- Problem description: Your task is to repeat the entries below exactly and to leave their images out.

- Provided data:
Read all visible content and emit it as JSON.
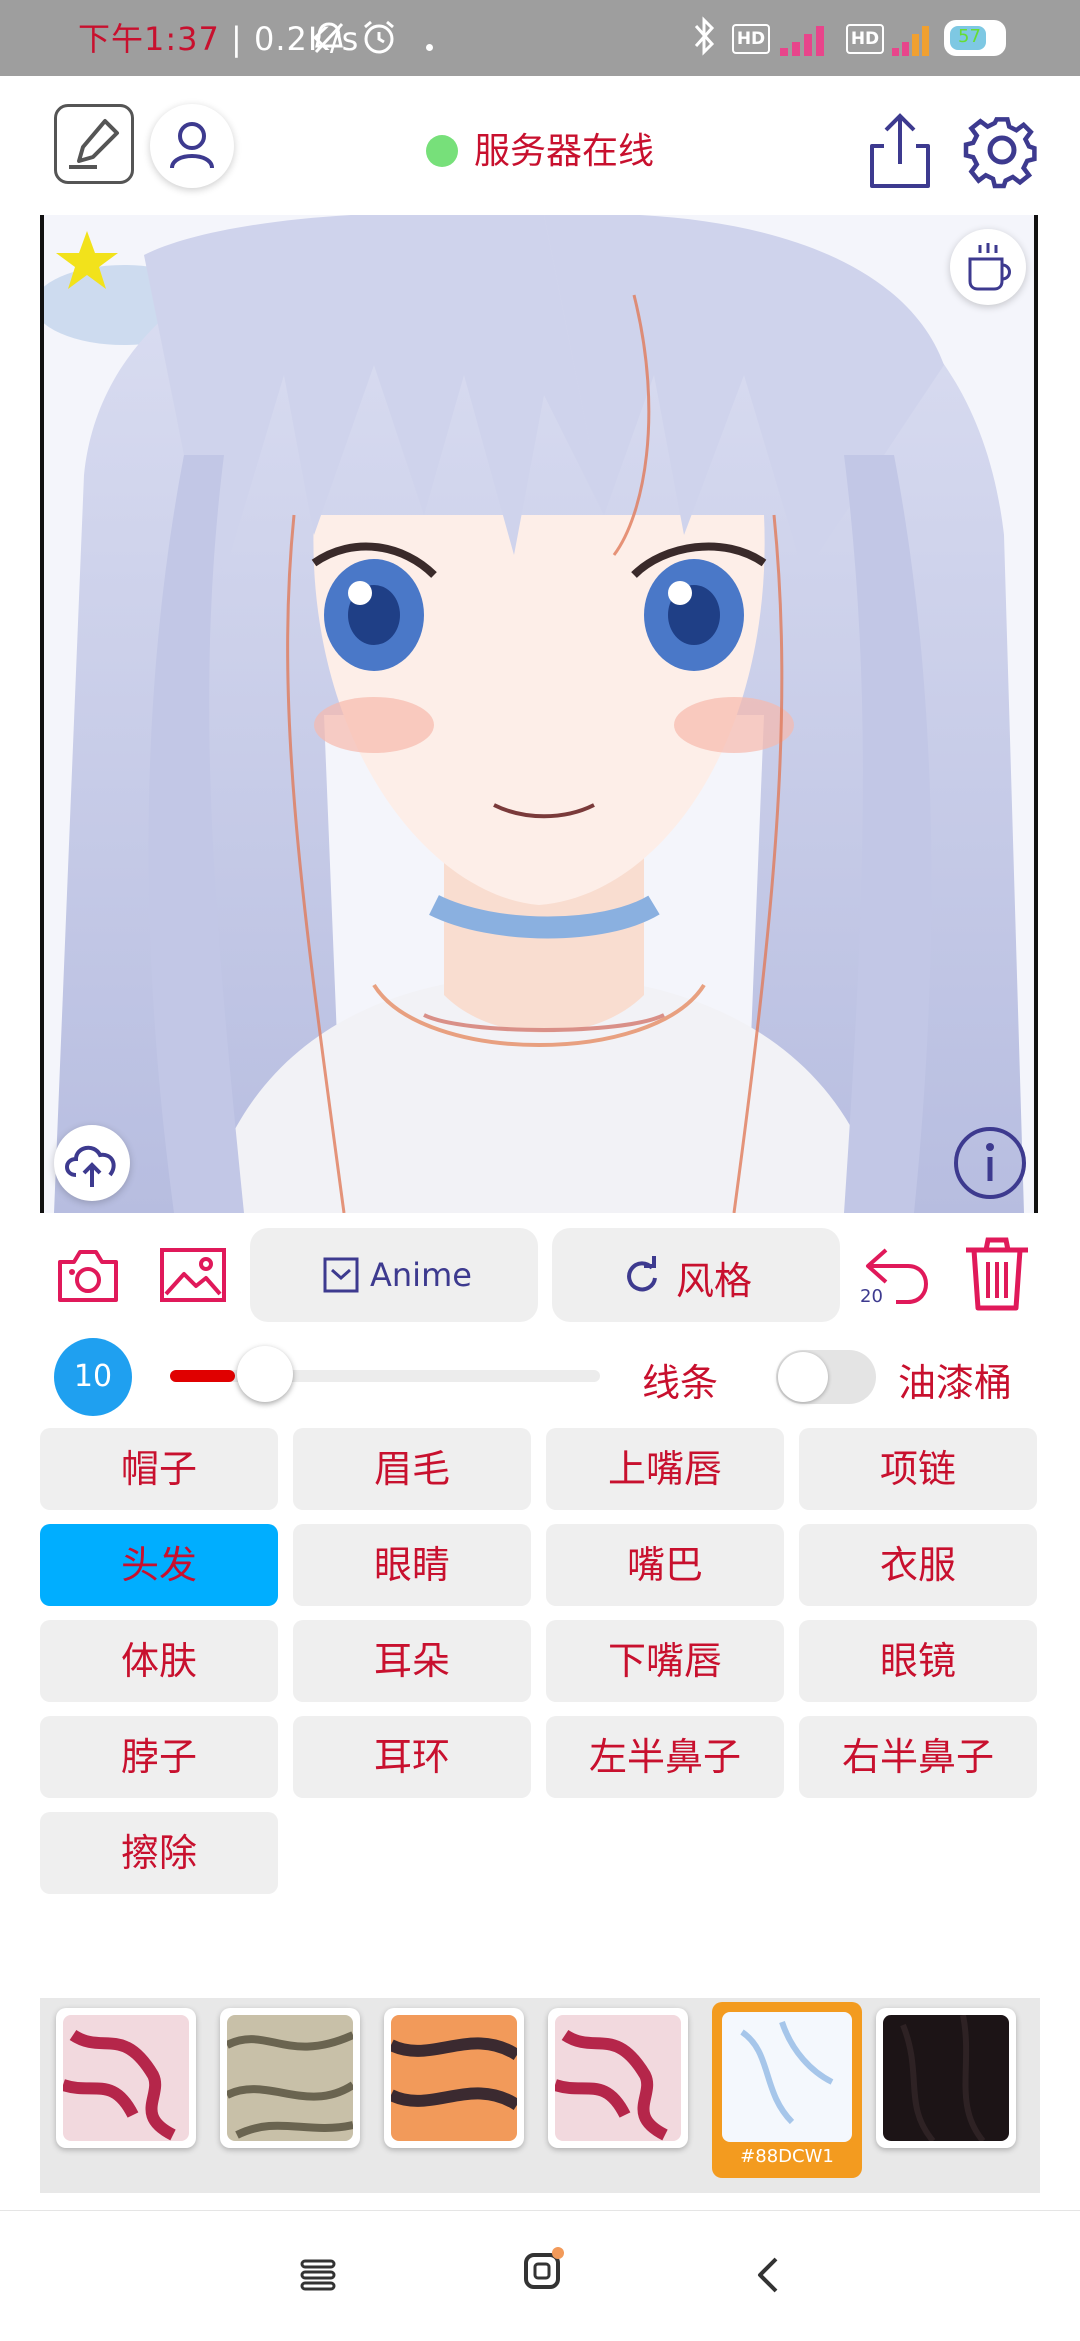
{
  "status_bar": {
    "time": "下午1:37",
    "net_speed": "0.2K/s",
    "battery": "57",
    "icons": [
      "bell-off-icon",
      "alarm-icon",
      "bluetooth-icon",
      "hd-icon",
      "signal-icon",
      "hd-icon",
      "signal-icon",
      "battery-icon"
    ]
  },
  "header": {
    "server_status": "服务器在线",
    "status_color": "#77e07a",
    "icons": [
      "edit-icon",
      "user-icon",
      "share-icon",
      "gear-icon"
    ]
  },
  "canvas": {
    "icons": [
      "star-icon",
      "coffee-icon",
      "upload-cloud-icon",
      "info-icon"
    ]
  },
  "toolbar": {
    "model_label": "Anime",
    "style_label": "风格",
    "undo_count": "20",
    "icons": [
      "camera-icon",
      "image-icon",
      "checkbox-icon",
      "refresh-icon",
      "undo-icon",
      "trash-icon"
    ]
  },
  "brush": {
    "size": "10",
    "slider_fraction": 0.15,
    "line_label": "线条",
    "bucket_label": "油漆桶",
    "bucket_toggle": false
  },
  "parts": [
    {
      "label": "帽子"
    },
    {
      "label": "眉毛"
    },
    {
      "label": "上嘴唇"
    },
    {
      "label": "项链"
    },
    {
      "label": "头发",
      "selected": true
    },
    {
      "label": "眼睛"
    },
    {
      "label": "嘴巴"
    },
    {
      "label": "衣服"
    },
    {
      "label": "体肤"
    },
    {
      "label": "耳朵"
    },
    {
      "label": "下嘴唇"
    },
    {
      "label": "眼镜"
    },
    {
      "label": "脖子"
    },
    {
      "label": "耳环"
    },
    {
      "label": "左半鼻子"
    },
    {
      "label": "右半鼻子"
    },
    {
      "label": "擦除"
    }
  ],
  "swatches": {
    "selected_code": "#88DCW1",
    "accent": "#f39b1f"
  }
}
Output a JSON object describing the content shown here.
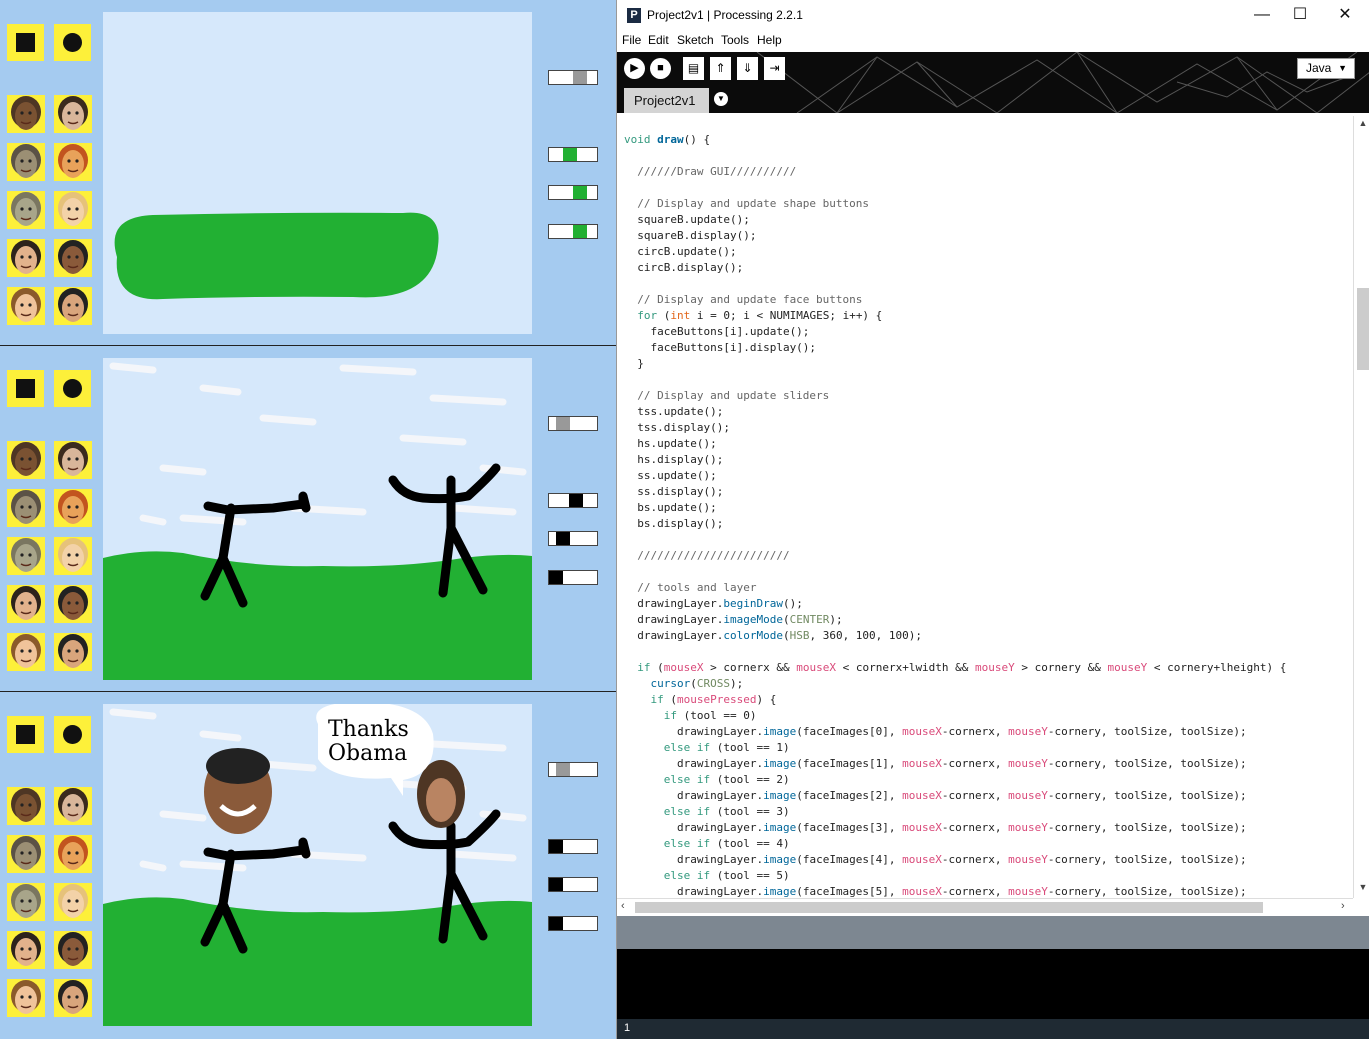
{
  "window": {
    "title": "Project2v1 | Processing 2.2.1",
    "app_logo": "P",
    "minimize": "—",
    "maximize": "☐",
    "close": "✕"
  },
  "menu": [
    "File",
    "Edit",
    "Sketch",
    "Tools",
    "Help"
  ],
  "toolbar": {
    "run_icon": "play-icon",
    "stop_icon": "stop-icon",
    "new_icon": "new-file-icon",
    "open_icon": "open-icon",
    "save_icon": "save-icon",
    "export_icon": "export-icon",
    "mode": "Java"
  },
  "tab": {
    "label": "Project2v1"
  },
  "sketches": [
    {
      "sliders": [
        0.7,
        0.4,
        0.7,
        0.7
      ],
      "slider_colors": [
        "#999999",
        "#22b033",
        "#22b033",
        "#22b033"
      ],
      "speech_bubble": ""
    },
    {
      "sliders": [
        0.2,
        0.6,
        0.2,
        0.0
      ],
      "slider_colors": [
        "#999999",
        "#000000",
        "#000000",
        "#000000"
      ],
      "speech_bubble": ""
    },
    {
      "sliders": [
        0.2,
        0.0,
        0.0,
        0.0
      ],
      "slider_colors": [
        "#999999",
        "#000000",
        "#000000",
        "#000000"
      ],
      "speech_bubble": "Thanks\nObama"
    }
  ],
  "code_lines": [
    "void draw() {",
    "",
    "  //////Draw GUI//////////",
    "",
    "  // Display and update shape buttons",
    "  squareB.update();",
    "  squareB.display();",
    "  circB.update();",
    "  circB.display();",
    "",
    "  // Display and update face buttons",
    "  for (int i = 0; i < NUMIMAGES; i++) {",
    "    faceButtons[i].update();",
    "    faceButtons[i].display();",
    "  }",
    "",
    "  // Display and update sliders",
    "  tss.update();",
    "  tss.display();",
    "  hs.update();",
    "  hs.display();",
    "  ss.update();",
    "  ss.display();",
    "  bs.update();",
    "  bs.display();",
    "",
    "  ///////////////////////",
    "",
    "  // tools and layer",
    "  drawingLayer.beginDraw();",
    "  drawingLayer.imageMode(CENTER);",
    "  drawingLayer.colorMode(HSB, 360, 100, 100);",
    "",
    "  if (mouseX > cornerx && mouseX < cornerx+lwidth && mouseY > cornery && mouseY < cornery+lheight) {",
    "    cursor(CROSS);",
    "    if (mousePressed) {",
    "      if (tool == 0)",
    "        drawingLayer.image(faceImages[0], mouseX-cornerx, mouseY-cornery, toolSize, toolSize);",
    "      else if (tool == 1)",
    "        drawingLayer.image(faceImages[1], mouseX-cornerx, mouseY-cornery, toolSize, toolSize);",
    "      else if (tool == 2)",
    "        drawingLayer.image(faceImages[2], mouseX-cornerx, mouseY-cornery, toolSize, toolSize);",
    "      else if (tool == 3)",
    "        drawingLayer.image(faceImages[3], mouseX-cornerx, mouseY-cornery, toolSize, toolSize);",
    "      else if (tool == 4)",
    "        drawingLayer.image(faceImages[4], mouseX-cornerx, mouseY-cornery, toolSize, toolSize);",
    "      else if (tool == 5)",
    "        drawingLayer.image(faceImages[5], mouseX-cornerx, mouseY-cornery, toolSize, toolSize);"
  ],
  "syntax_colors": {
    "keyword": "#33997e",
    "function": "#006699",
    "type": "#e2661a",
    "variable": "#d94a7a",
    "comment": "#666666",
    "constant": "#718a62"
  },
  "status": {
    "line_number": "1"
  }
}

- Exercise result:
Read all visible content and emit it as JSON.
{
  "status_bar": {
    "time": "下午1:37",
    "net_speed": "0.2K/s",
    "battery": "57",
    "icons": [
      "bell-off-icon",
      "alarm-icon",
      "bluetooth-icon",
      "hd-icon",
      "signal-icon",
      "hd-icon",
      "signal-icon",
      "battery-icon"
    ]
  },
  "header": {
    "server_status": "服务器在线",
    "status_color": "#77e07a",
    "icons": [
      "edit-icon",
      "user-icon",
      "share-icon",
      "gear-icon"
    ]
  },
  "canvas": {
    "icons": [
      "star-icon",
      "coffee-icon",
      "upload-cloud-icon",
      "info-icon"
    ]
  },
  "toolbar": {
    "model_label": "Anime",
    "style_label": "风格",
    "undo_count": "20",
    "icons": [
      "camera-icon",
      "image-icon",
      "checkbox-icon",
      "refresh-icon",
      "undo-icon",
      "trash-icon"
    ]
  },
  "brush": {
    "size": "10",
    "slider_fraction": 0.15,
    "line_label": "线条",
    "bucket_label": "油漆桶",
    "bucket_toggle": false
  },
  "parts": [
    {
      "label": "帽子"
    },
    {
      "label": "眉毛"
    },
    {
      "label": "上嘴唇"
    },
    {
      "label": "项链"
    },
    {
      "label": "头发",
      "selected": true
    },
    {
      "label": "眼睛"
    },
    {
      "label": "嘴巴"
    },
    {
      "label": "衣服"
    },
    {
      "label": "体肤"
    },
    {
      "label": "耳朵"
    },
    {
      "label": "下嘴唇"
    },
    {
      "label": "眼镜"
    },
    {
      "label": "脖子"
    },
    {
      "label": "耳环"
    },
    {
      "label": "左半鼻子"
    },
    {
      "label": "右半鼻子"
    },
    {
      "label": "擦除"
    }
  ],
  "swatches": {
    "selected_code": "#88DCW1",
    "accent": "#f39b1f"
  }
}
Output a JSON object describing the content shown here.
{
  "window": {
    "title": "Project2v1 | Processing 2.2.1",
    "app_logo": "P",
    "minimize": "—",
    "maximize": "☐",
    "close": "✕"
  },
  "menu": [
    "File",
    "Edit",
    "Sketch",
    "Tools",
    "Help"
  ],
  "toolbar": {
    "run_icon": "play-icon",
    "stop_icon": "stop-icon",
    "new_icon": "new-file-icon",
    "open_icon": "open-icon",
    "save_icon": "save-icon",
    "export_icon": "export-icon",
    "mode": "Java"
  },
  "tab": {
    "label": "Project2v1"
  },
  "sketches": [
    {
      "sliders": [
        0.7,
        0.4,
        0.7,
        0.7
      ],
      "slider_colors": [
        "#999999",
        "#22b033",
        "#22b033",
        "#22b033"
      ],
      "speech_bubble": ""
    },
    {
      "sliders": [
        0.2,
        0.6,
        0.2,
        0.0
      ],
      "slider_colors": [
        "#999999",
        "#000000",
        "#000000",
        "#000000"
      ],
      "speech_bubble": ""
    },
    {
      "sliders": [
        0.2,
        0.0,
        0.0,
        0.0
      ],
      "slider_colors": [
        "#999999",
        "#000000",
        "#000000",
        "#000000"
      ],
      "speech_bubble": "Thanks\nObama"
    }
  ],
  "code_lines": [
    "void draw() {",
    "",
    "  //////Draw GUI//////////",
    "",
    "  // Display and update shape buttons",
    "  squareB.update();",
    "  squareB.display();",
    "  circB.update();",
    "  circB.display();",
    "",
    "  // Display and update face buttons",
    "  for (int i = 0; i < NUMIMAGES; i++) {",
    "    faceButtons[i].update();",
    "    faceButtons[i].display();",
    "  }",
    "",
    "  // Display and update sliders",
    "  tss.update();",
    "  tss.display();",
    "  hs.update();",
    "  hs.display();",
    "  ss.update();",
    "  ss.display();",
    "  bs.update();",
    "  bs.display();",
    "",
    "  ///////////////////////",
    "",
    "  // tools and layer",
    "  drawingLayer.beginDraw();",
    "  drawingLayer.imageMode(CENTER);",
    "  drawingLayer.colorMode(HSB, 360, 100, 100);",
    "",
    "  if (mouseX > cornerx && mouseX < cornerx+lwidth && mouseY > cornery && mouseY < cornery+lheight) {",
    "    cursor(CROSS);",
    "    if (mousePressed) {",
    "      if (tool == 0)",
    "        drawingLayer.image(faceImages[0], mouseX-cornerx, mouseY-cornery, toolSize, toolSize);",
    "      else if (tool == 1)",
    "        drawingLayer.image(faceImages[1], mouseX-cornerx, mouseY-cornery, toolSize, toolSize);",
    "      else if (tool == 2)",
    "        drawingLayer.image(faceImages[2], mouseX-cornerx, mouseY-cornery, toolSize, toolSize);",
    "      else if (tool == 3)",
    "        drawingLayer.image(faceImages[3], mouseX-cornerx, mouseY-cornery, toolSize, toolSize);",
    "      else if (tool == 4)",
    "        drawingLayer.image(faceImages[4], mouseX-cornerx, mouseY-cornery, toolSize, toolSize);",
    "      else if (tool == 5)",
    "        drawingLayer.image(faceImages[5], mouseX-cornerx, mouseY-cornery, toolSize, toolSize);"
  ],
  "syntax_colors": {
    "keyword": "#33997e",
    "function": "#006699",
    "type": "#e2661a",
    "variable": "#d94a7a",
    "comment": "#666666",
    "constant": "#718a62"
  },
  "status": {
    "line_number": "1"
  }
}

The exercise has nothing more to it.